Since we don’t really publish on weekends, we missed much of the big news around the National Equality March. The short story: Obama promised to end DADT, but didn’t lay out any kind of timetable. Based on messages coming from the administration recently, that’s pretty much an empty promise. Many involved with the March lay the blame at the foot of the HRC, it’s “battered wife mentality,” and complacency on the part of the whole community. As Exhibit A, many bloggers held up last week’s letter to supporters from HRC Director Joe Solomonese that many argue takes pressure off Obama until the very last day of his second term. Now that the march has ended, though, what next? Jillian Weiss at the Bilerico Project argues for a full-court press on the Employee Non-Discrimination Act, currently before both houses of congress.
The last march in 2000 fizzled amid charges of embezzlement, and no strong follow-up activism was done to advance its goals. This time around, Weiss says we should keep the pressure on “swing votes” in the Senate and House, who are both considering the ENDA bill. She writes: “Of all our initiatives, that will affect the largest number of people in our community in the most important area of our lives: the ability to get and keep a job. And it’s achievable in the next few months.”

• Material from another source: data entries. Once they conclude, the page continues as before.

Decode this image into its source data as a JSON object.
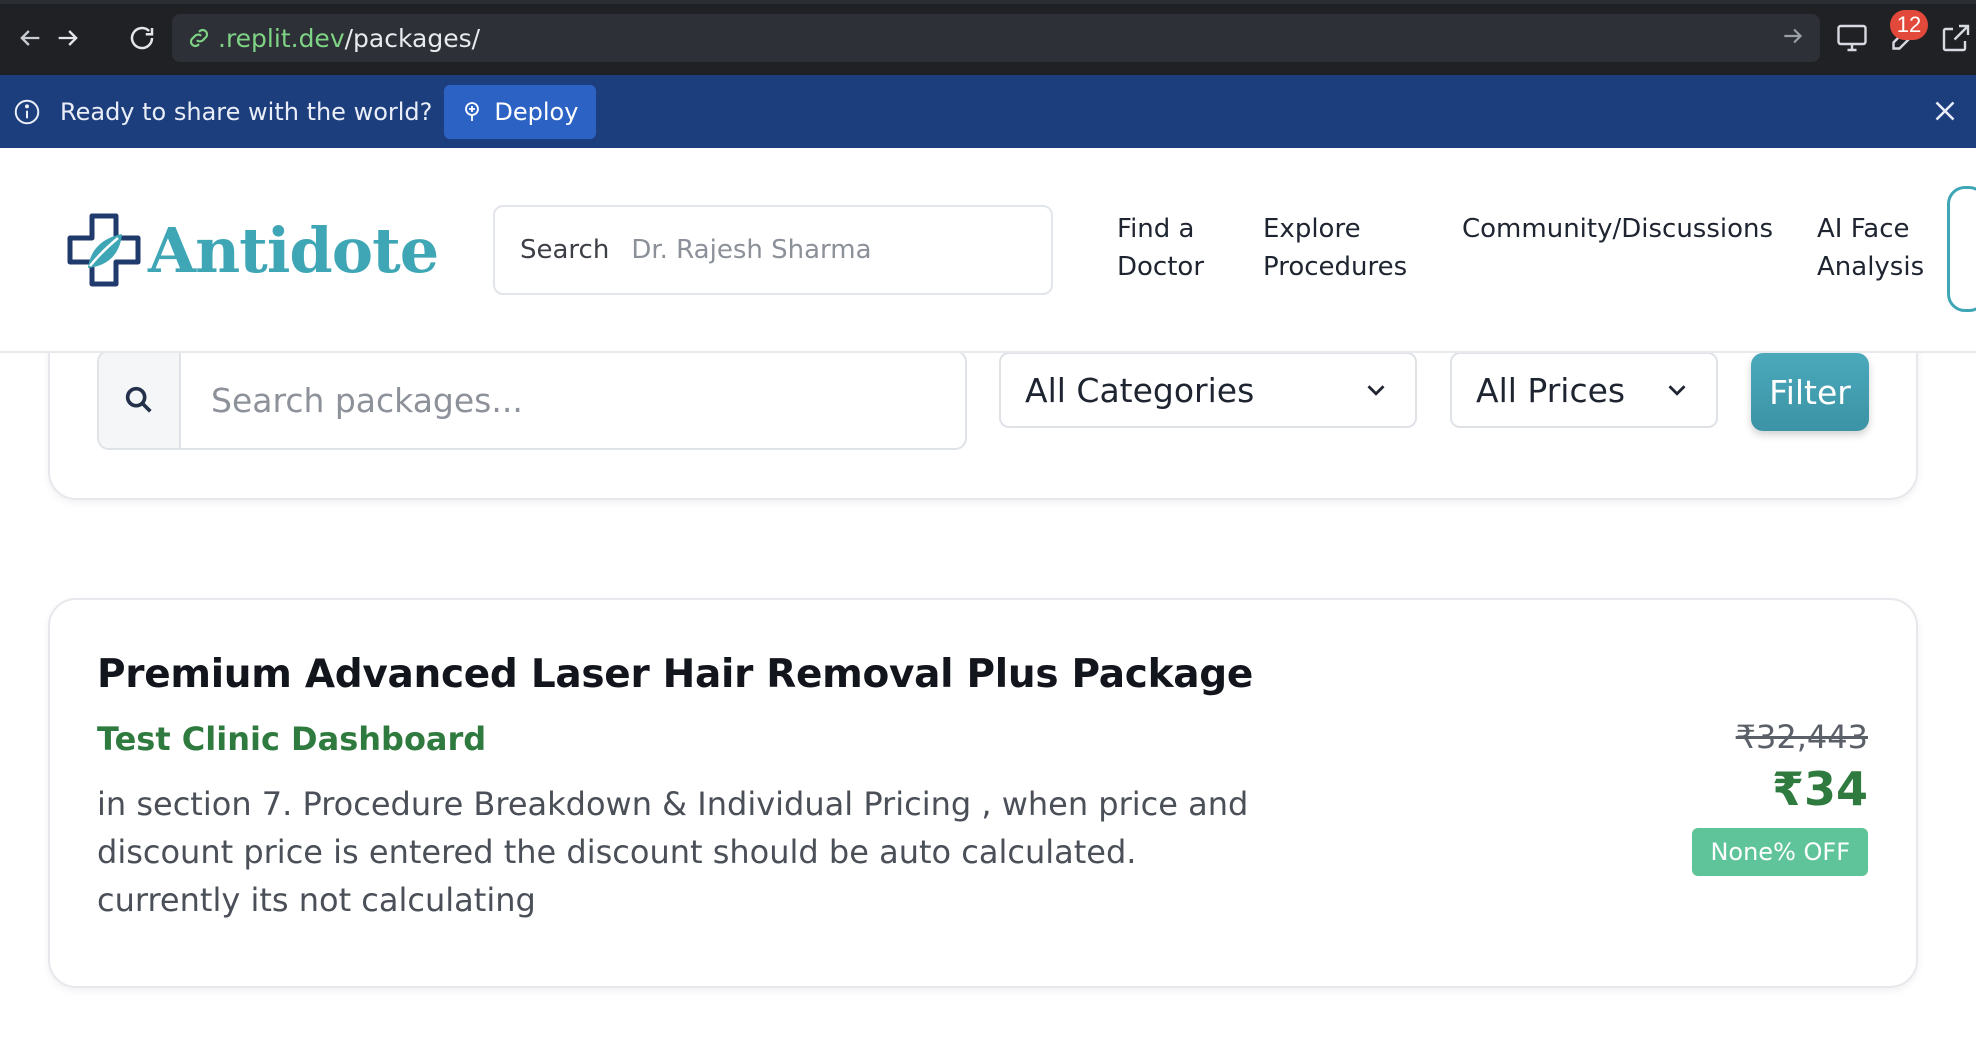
{
  "browser": {
    "url_host": ".replit.dev",
    "url_path": "/packages/",
    "notification_count": "12"
  },
  "banner": {
    "message": "Ready to share with the world?",
    "deploy_label": "Deploy"
  },
  "header": {
    "brand": "Antidote",
    "search_label": "Search",
    "search_rotating_text": "Dr. Rajesh Sharma",
    "nav": [
      {
        "line1": "Find a",
        "line2": "Doctor"
      },
      {
        "line1": "Explore",
        "line2": "Procedures"
      },
      {
        "line1": "Community/Discussions",
        "line2": ""
      },
      {
        "line1": "AI Face",
        "line2": "Analysis"
      }
    ]
  },
  "filters": {
    "search_placeholder": "Search packages...",
    "category_selected": "All Categories",
    "price_selected": "All Prices",
    "filter_label": "Filter"
  },
  "package": {
    "title": "Premium Advanced Laser Hair Removal Plus Package",
    "clinic": "Test Clinic Dashboard",
    "description": "in section 7. Procedure Breakdown & Individual Pricing , when price and discount price is entered the discount should be auto calculated. currently its not calculating",
    "original_price": "₹32,443",
    "discount_price": "₹34",
    "discount_badge": "None% OFF"
  },
  "colors": {
    "brand_teal": "#3fa6b6",
    "brand_navy": "#1f3a6b",
    "clinic_green": "#2f7a3e",
    "banner_blue": "#1d3e7c",
    "badge_green": "#5fc49a"
  }
}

MN Senators Amy Klobuchar and Al Franken have both signed on as co-sponsors of the bill, but Weiss lists 11 Representatives and 16 Senators who haven’t made up their minds, and might be susceptible to pressure.

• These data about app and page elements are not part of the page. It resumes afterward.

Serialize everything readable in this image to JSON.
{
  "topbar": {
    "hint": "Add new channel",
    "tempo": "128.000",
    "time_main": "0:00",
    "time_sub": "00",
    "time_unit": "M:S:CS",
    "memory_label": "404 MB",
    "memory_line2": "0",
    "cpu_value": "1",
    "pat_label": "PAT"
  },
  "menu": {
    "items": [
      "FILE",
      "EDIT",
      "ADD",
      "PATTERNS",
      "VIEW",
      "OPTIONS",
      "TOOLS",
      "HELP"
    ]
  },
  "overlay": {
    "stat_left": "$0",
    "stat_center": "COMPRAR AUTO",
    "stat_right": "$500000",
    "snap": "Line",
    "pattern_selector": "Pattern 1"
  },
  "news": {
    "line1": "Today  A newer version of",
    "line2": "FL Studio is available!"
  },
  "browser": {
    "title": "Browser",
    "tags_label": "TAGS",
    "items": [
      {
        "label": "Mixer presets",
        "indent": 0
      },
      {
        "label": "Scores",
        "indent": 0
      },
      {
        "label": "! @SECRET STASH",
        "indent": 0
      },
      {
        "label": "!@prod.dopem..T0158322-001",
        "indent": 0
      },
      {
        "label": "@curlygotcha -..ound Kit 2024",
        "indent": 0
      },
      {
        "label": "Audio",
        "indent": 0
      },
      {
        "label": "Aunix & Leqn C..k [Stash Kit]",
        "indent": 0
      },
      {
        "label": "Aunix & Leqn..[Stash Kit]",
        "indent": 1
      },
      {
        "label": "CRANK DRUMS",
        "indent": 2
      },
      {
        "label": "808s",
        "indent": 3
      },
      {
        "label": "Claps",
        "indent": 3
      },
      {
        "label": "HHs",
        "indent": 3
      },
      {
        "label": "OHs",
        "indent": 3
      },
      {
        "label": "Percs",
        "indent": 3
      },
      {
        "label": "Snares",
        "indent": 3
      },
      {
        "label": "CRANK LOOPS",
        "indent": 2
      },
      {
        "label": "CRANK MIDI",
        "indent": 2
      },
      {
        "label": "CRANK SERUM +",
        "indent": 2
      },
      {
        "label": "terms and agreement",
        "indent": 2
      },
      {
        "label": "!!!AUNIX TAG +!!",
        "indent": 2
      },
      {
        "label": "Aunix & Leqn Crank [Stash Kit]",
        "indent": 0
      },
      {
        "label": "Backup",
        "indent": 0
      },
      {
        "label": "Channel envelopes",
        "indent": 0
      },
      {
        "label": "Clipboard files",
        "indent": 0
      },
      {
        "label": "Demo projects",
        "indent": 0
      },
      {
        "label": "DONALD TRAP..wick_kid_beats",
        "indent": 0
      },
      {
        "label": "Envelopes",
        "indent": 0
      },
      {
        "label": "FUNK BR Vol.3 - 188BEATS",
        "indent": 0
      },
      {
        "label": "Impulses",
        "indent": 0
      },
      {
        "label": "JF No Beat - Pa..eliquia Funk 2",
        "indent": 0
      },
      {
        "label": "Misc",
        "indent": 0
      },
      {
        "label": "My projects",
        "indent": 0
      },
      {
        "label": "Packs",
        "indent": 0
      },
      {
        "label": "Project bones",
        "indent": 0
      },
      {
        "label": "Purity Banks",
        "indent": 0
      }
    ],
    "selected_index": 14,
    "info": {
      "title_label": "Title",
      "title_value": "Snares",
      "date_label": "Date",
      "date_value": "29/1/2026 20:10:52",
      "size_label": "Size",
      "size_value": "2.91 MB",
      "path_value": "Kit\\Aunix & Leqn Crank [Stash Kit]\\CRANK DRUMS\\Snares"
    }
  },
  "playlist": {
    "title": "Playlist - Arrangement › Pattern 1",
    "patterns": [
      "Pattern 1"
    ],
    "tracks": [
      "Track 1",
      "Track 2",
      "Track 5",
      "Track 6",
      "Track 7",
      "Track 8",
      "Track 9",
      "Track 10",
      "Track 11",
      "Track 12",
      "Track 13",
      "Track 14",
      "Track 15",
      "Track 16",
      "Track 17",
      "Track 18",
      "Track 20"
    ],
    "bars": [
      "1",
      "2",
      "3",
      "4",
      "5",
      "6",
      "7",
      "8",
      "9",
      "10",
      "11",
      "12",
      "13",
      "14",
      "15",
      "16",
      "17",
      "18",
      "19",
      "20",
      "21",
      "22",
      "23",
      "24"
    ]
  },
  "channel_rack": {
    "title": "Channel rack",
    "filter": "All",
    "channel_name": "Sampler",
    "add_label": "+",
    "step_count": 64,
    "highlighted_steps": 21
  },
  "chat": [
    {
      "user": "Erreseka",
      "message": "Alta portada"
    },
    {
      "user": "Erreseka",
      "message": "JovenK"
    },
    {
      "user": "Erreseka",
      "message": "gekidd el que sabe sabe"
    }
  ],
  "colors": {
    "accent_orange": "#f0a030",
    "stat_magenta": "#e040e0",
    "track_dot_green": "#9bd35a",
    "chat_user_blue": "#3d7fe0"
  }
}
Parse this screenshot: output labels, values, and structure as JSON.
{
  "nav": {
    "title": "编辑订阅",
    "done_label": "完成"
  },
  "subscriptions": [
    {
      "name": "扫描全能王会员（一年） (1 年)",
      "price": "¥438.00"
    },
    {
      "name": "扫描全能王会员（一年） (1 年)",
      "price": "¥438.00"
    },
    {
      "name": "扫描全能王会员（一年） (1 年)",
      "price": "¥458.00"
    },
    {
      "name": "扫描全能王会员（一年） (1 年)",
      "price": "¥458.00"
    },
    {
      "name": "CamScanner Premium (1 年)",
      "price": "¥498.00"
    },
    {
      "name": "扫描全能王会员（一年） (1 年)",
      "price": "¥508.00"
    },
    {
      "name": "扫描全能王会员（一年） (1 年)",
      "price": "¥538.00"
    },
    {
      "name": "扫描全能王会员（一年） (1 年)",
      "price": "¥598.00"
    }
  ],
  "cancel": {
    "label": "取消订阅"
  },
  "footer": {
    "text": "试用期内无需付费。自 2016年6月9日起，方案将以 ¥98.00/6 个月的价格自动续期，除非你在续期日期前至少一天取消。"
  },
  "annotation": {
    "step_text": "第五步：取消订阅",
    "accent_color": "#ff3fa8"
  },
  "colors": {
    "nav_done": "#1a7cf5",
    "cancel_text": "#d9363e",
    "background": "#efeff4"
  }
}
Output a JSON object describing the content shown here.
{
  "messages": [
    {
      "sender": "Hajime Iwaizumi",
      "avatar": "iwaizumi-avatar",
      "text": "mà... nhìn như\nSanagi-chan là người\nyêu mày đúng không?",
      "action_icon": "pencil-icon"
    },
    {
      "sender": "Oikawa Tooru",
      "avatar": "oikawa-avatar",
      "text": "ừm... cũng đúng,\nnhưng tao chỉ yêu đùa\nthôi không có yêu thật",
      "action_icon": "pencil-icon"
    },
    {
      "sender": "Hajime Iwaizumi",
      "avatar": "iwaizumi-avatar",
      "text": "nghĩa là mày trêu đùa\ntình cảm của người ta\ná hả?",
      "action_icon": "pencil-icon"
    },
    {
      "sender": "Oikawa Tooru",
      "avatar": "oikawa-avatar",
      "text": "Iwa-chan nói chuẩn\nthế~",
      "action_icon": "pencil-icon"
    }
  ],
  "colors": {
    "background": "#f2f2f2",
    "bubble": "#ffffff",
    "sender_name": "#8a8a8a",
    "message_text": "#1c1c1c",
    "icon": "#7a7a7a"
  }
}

Saturday night, Obama delivered the keynote address at the Human Rights Campaign’s fundraising dinner, where he promised an end to Don’t Ask, Don’t Tell. Many bloggers tore into the president and the HRC, calling the speech “highfalutin’ bullshit” (Andrew Sullivan), and the HRC lapdogs. But the Obama administratoin seems to have already made up its mind – the legions of queers and their allies behind the National Equality March can take a hike. NBC reporter John Harwood quoted an anonymous Obama advisor as calling the internet-based bloggers and activists who helped drive support for the March part of the “internet left fringe.” I suppose Senate Majority Leader Harry Reid is part of that same fringe demanding action now on a range of rights issues?

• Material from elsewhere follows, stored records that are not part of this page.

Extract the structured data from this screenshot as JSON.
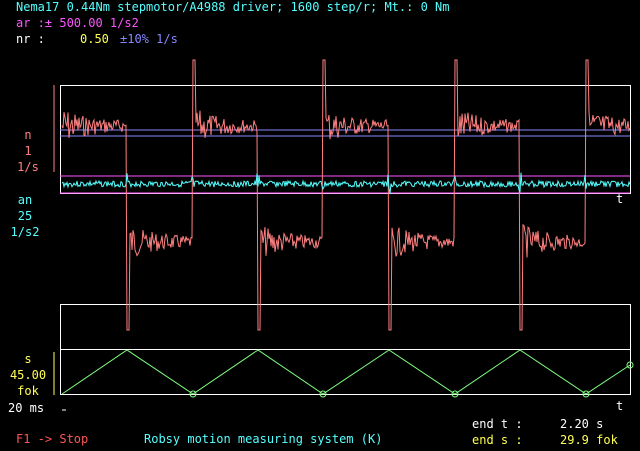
{
  "header": {
    "line1": "Nema17 0.44Nm stepmotor/A4988 driver; 1600 step/r; Mt.: 0 Nm",
    "line2": "ar :± 500.00 1/s2",
    "line3_label": "nr :",
    "line3_value": "0.50",
    "line3_tol": "±10% 1/s"
  },
  "axis_labels": {
    "n": "n",
    "n_val": "1",
    "n_unit": "1/s",
    "an": "an",
    "an_val": "25",
    "an_unit": "1/s2",
    "s": "s",
    "s_val": "45.00",
    "s_unit": "fok",
    "time": "20 ms",
    "t_mark": "t"
  },
  "footer": {
    "stop": "F1 -> Stop",
    "system": "Robsy motion measuring system (K)",
    "end_t_label": "end t :",
    "end_t_value": "2.20 s",
    "end_s_label": "end s :",
    "end_s_value": "29.9 fok"
  },
  "colors": {
    "velocity": "#ff8080",
    "accel": "#55ffff",
    "position": "#7fff7f",
    "frame": "#ffffff",
    "ref": "#8888ff",
    "limit": "#ff55ff"
  },
  "chart_data": {
    "type": "line",
    "series": [
      {
        "name": "n",
        "description_key": "velocity"
      },
      {
        "name": "an",
        "description_key": "acceleration"
      },
      {
        "name": "s",
        "description_key": "position"
      }
    ],
    "position_peaks_fok": 45.0,
    "cycles": 4.5
  }
}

This dismissive rhetoric from the administration bolsters old criticims of the HRC that are being reitterated in the wake of Obama’s speech. Some spray-painted their objections on the walls of the HRC’s D.C. headquarters, while others accused the HRC of pre-emptively capitulating to the administration’s demands for “patience.” The Atlantic’s Andrew Sullivan went so far as to call it “battered wife syndrome.” (Text of the letter here)
It is simply astonishing from an organization that is supposed to be dogging this president to secure our civil rights. You don’t telegraph that it’s okay for him to wait until 2017 to keep his promises. That is, if he gets re-elected, if we still control the Congress, if we’re not having more “distracting” wars, if it’s not a close election…
There may be one bright side to all this: Bilerico Project blogger Rebecca Juro said Obama’s HRC speech showed he might, just may be conscious of trans rights and the widespread demands for an Employee Non-Discrimination Act that includes protections based on gender identity and expression as well as sexual orientation.
Ohio – Thanks to some intense advocacy, anyone in Ohio wishing to change their picture on their driver’s license and their listed gender to comport with the gender they present are going to have a much easier time of it. (Gay Peoples’ Chronicle)